is accurate to within a factor of 2 and can be easily be computed. This serves as a good enough starting point that convergence requires only a few iterations.
Error checking for negative roots is performed in a similar manner to division. A typical error looks like:
sqrt.h: In instantiation of 'FPTemplate::sqrt_error<FPTemplate::fps<-1>, 0>': fp_template.h:58: instantiated from FPTemplate::square_root<FPTemplate::fps<-1> > fp_template.h:58: instantiated from void FPTemplate::print() [with T = FPTemplate::square_root<FPTemplate::fps<-1> >] ex2.cxx:16: instantiated from here sqrt.h:53: error: no type named 'attempting_negative_square_root' in 'struct FPTemplate::error_check<FPTemplate::fps<-1> >'
TO_FLOAT
and TO_DOUBLE
macros. In a positive exponent,
a set first bit corresponds to a multiplication by 2^{21}, the second bit by 2^{22}, the third by 2^{23}, etc...
The macro evaluates to an expression which computes this. Because all the values are determined statically,
compilers (gcc, for instance) will compute the expression at compile time, resulting in a single floating point
literal in the final compiled code. In certain tasks (for instance convolution), having the constants embedded in
the code yields a large speed increase on modern processors, since the constants can come out of the code cache, and
the data can come out of the data cache. This then effectively doubles the bandwidth in to the processor. Speed
increases of nearly a factor of two have been observed.
The function
is also provided. This prints out details of the contents
of the argument.
print<num>
()

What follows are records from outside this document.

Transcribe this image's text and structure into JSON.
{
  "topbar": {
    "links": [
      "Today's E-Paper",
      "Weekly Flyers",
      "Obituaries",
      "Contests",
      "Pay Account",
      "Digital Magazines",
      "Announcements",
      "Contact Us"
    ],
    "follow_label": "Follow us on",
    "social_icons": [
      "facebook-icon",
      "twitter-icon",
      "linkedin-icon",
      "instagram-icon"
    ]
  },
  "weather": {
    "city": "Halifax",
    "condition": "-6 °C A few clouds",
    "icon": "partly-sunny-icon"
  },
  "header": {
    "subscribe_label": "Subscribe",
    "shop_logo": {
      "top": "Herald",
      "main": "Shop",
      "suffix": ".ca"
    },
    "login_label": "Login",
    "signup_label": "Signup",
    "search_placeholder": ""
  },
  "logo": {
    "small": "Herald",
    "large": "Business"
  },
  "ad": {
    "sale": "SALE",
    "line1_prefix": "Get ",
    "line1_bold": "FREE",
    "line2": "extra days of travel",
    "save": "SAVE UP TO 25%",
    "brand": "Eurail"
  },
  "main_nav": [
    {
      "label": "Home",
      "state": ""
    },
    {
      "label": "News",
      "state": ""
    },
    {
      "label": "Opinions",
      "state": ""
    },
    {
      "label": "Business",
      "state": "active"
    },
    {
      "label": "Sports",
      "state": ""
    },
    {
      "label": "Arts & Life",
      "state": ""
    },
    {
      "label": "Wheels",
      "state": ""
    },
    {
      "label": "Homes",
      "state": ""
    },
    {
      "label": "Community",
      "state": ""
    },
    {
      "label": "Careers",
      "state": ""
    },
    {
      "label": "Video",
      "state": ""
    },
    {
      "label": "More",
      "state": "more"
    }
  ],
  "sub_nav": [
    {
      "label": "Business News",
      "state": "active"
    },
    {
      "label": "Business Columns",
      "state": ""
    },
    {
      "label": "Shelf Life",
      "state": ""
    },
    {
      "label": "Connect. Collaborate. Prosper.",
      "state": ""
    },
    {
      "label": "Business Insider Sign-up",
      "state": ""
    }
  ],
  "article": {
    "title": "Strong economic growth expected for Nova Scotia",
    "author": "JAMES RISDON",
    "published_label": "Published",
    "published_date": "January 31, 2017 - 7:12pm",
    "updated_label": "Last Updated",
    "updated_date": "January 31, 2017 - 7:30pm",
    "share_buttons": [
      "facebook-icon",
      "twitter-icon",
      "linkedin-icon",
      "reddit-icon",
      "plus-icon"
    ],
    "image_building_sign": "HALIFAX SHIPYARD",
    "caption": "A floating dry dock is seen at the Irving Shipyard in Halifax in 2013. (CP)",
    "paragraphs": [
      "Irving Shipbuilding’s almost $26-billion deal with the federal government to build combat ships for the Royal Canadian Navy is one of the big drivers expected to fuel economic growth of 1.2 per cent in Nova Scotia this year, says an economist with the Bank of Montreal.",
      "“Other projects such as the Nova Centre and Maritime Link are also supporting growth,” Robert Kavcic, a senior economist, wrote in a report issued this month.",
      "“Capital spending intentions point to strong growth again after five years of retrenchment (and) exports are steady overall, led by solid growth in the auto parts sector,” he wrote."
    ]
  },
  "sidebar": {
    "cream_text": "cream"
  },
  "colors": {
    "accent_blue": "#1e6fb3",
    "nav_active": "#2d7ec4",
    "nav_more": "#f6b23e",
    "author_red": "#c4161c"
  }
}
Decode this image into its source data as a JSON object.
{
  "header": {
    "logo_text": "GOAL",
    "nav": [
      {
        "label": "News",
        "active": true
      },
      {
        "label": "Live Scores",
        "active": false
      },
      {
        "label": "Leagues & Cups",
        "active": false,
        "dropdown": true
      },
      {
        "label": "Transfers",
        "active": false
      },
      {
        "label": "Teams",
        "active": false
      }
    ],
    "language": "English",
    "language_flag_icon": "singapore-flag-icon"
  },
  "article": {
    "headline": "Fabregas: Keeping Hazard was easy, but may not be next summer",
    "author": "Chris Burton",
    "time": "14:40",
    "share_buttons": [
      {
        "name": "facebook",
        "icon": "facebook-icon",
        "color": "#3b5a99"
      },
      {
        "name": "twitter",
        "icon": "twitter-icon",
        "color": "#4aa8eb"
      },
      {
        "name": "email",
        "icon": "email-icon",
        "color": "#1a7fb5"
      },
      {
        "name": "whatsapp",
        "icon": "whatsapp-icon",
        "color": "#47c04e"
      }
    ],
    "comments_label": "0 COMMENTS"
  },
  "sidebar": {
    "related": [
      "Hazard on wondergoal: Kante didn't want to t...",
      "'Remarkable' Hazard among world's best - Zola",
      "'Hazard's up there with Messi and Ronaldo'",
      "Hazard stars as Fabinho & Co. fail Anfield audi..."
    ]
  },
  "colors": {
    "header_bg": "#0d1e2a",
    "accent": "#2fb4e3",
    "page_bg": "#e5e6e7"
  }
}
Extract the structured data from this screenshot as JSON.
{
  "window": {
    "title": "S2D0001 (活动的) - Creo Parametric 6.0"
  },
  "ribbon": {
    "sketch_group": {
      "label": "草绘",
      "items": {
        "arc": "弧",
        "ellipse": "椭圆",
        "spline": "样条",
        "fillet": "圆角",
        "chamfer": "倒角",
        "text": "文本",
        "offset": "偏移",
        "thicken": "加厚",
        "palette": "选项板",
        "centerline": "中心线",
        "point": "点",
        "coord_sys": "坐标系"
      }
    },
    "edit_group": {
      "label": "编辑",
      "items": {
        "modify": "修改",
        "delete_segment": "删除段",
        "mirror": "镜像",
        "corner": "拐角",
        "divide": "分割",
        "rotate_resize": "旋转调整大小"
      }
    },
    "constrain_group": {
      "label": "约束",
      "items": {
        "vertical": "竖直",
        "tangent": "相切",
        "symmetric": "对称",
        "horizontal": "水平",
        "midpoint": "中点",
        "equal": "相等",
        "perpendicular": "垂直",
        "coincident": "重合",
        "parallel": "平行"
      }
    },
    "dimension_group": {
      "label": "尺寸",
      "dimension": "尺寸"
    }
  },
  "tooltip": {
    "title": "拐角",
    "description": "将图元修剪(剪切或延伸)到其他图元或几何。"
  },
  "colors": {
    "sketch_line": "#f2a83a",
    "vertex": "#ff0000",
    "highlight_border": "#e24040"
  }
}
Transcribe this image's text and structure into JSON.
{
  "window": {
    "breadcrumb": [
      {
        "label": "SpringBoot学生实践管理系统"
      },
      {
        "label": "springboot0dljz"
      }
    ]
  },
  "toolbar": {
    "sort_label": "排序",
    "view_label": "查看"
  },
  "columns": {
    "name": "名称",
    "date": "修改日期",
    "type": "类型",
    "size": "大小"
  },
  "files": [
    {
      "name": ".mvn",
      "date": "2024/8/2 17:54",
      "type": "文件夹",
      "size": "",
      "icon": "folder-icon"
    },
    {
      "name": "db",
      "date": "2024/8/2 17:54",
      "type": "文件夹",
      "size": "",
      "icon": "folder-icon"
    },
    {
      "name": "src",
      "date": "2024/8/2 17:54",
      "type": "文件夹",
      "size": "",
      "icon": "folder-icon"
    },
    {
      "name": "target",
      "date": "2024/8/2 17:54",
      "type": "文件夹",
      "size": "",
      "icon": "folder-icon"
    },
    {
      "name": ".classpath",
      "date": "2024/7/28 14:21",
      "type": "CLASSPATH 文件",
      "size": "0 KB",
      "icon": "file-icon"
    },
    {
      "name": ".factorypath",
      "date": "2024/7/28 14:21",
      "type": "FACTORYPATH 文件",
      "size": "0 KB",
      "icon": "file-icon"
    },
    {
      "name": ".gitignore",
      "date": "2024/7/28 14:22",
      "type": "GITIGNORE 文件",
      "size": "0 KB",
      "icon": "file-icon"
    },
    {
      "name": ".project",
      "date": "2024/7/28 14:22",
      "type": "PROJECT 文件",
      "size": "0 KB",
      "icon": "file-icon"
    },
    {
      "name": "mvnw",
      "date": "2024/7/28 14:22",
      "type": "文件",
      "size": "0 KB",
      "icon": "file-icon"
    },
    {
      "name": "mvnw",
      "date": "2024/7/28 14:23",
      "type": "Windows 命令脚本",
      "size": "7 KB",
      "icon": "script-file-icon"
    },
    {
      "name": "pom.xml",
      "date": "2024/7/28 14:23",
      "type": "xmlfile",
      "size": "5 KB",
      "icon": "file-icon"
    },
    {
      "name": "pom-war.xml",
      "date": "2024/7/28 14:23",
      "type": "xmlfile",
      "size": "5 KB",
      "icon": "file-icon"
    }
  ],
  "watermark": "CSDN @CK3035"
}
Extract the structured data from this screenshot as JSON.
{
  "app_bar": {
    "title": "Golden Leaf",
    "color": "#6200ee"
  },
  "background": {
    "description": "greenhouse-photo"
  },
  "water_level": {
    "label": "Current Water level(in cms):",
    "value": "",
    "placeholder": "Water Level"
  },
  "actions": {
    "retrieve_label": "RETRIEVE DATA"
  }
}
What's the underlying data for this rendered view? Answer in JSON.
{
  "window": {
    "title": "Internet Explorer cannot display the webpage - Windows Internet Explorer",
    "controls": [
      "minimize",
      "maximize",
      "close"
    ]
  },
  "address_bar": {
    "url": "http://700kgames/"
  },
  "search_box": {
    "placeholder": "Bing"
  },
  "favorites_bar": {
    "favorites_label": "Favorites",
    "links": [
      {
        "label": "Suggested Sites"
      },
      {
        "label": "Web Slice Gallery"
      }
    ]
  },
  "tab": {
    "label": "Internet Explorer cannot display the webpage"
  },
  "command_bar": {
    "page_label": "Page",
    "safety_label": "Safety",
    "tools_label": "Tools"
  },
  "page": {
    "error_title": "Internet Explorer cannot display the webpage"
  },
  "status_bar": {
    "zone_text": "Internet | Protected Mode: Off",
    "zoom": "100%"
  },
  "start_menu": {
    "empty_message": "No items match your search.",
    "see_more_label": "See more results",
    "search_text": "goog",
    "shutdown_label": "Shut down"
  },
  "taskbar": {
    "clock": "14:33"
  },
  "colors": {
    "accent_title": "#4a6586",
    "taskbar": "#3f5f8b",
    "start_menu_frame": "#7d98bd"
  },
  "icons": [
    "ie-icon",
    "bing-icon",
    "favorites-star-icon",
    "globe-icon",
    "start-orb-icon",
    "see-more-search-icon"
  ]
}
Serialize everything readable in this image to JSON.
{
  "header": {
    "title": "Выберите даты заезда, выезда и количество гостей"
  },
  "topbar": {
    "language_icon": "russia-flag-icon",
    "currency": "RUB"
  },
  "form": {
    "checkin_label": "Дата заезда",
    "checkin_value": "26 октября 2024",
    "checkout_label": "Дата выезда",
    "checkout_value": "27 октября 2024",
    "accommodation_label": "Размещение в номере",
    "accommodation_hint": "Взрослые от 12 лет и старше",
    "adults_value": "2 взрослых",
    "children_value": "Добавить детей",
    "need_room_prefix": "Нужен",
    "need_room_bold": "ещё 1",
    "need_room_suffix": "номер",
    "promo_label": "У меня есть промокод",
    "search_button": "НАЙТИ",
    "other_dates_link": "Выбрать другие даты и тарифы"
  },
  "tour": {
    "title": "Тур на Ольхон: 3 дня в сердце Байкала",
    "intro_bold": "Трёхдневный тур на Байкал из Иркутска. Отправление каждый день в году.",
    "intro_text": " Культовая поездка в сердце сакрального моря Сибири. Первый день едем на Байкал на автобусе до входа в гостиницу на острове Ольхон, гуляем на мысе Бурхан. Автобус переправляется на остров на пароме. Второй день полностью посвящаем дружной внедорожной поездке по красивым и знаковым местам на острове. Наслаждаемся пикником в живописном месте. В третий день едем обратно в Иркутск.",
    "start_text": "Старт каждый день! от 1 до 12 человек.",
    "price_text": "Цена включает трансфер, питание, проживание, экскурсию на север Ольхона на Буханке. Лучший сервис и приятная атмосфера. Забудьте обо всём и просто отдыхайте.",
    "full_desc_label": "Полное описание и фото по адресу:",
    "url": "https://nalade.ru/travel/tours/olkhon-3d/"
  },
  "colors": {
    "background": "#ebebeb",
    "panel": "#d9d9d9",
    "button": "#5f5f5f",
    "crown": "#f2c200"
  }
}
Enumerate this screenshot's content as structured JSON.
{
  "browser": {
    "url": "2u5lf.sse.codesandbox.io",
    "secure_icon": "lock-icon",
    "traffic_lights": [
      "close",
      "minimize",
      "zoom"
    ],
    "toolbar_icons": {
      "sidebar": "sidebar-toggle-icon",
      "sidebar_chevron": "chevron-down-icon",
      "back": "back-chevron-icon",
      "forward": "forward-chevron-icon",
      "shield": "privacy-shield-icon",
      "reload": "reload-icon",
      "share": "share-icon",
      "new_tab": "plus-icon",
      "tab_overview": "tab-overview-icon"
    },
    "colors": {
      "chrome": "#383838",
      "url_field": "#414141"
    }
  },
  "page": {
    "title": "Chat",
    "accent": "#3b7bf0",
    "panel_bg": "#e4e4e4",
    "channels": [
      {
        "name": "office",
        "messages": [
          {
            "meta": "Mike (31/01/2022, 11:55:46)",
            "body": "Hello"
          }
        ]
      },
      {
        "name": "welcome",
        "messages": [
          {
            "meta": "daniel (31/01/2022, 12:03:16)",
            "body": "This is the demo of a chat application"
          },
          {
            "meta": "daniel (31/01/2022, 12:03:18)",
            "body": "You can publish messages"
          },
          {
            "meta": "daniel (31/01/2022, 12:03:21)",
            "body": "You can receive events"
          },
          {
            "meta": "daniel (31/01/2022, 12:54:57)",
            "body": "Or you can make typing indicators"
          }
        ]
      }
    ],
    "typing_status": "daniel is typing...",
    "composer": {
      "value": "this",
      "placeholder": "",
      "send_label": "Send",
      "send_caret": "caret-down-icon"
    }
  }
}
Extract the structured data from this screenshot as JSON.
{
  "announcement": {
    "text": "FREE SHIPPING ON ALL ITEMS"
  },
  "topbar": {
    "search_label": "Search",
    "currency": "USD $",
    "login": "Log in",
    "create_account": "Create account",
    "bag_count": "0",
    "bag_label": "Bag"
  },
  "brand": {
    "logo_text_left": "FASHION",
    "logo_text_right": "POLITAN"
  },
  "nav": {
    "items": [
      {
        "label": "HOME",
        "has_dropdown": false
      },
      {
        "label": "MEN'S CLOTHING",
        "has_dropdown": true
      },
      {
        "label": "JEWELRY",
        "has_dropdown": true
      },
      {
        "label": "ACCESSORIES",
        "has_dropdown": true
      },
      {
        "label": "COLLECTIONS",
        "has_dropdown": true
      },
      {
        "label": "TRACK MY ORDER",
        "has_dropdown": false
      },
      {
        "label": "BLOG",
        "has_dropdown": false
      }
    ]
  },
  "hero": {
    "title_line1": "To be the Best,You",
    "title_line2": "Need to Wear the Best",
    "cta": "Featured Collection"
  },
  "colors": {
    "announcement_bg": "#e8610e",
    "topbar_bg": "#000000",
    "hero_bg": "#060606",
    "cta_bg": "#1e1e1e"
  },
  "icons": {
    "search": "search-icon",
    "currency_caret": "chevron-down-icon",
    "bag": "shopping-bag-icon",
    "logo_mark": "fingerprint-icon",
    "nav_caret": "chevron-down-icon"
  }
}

In practice, the system is really too slow to be useful, unless you don't mind half hour compile times. Debugging under those circumstances becomes a little tedious.
imull
op-code or abuse the leal
op-code in the addressing unit.
It is instructive to compare the assembly output of hand_coded.c to the output of conv_kernel.cxx, side by side. Note that the template generated kernel produces shorter code than the hand coded example.
The two (numerically identical) convolutions were tested for speed on a 2.4 GHz Xeon, with an array length of 1000, 100,000 convolutions per run, results averaged over 100 runs.
Template based | Hand coded | |
Mean time (s) | 1.828 | 1.844 |
Standard deviation | 0.0167 | 0.0243 |
The computed convolution parameters are:
3 12 36 88 181 318 474 603 653 603 474 318 181 88 36 12 3
which can be seen graphically here. The code to generate the convolution kernel takes 7 minutes to compile on a Xeon 2.4.
Not stellar, but I haven't used the best algorithms. This is more of a proof of concept than anything else. The algorithms could be replaced with better ones. Also, several algorithms are missing, such as log and the trigonometric functions. These could easily be implemented using similar techniques
Although the precision of some of operations is not all that good, the range of numbers is very large, since the exponent is a 32 bit signed integer. This allows numbers up to (2^{32}-1) * 2^{231-1}.
What use would all this be without the code? Well that can be downloaded here and browsed here. example.cxx contains examples of all the features provided. conv_kernel.cxx is an example which contains some considerably more complex expressions.
Updated July 14^{th} 2011, 10:52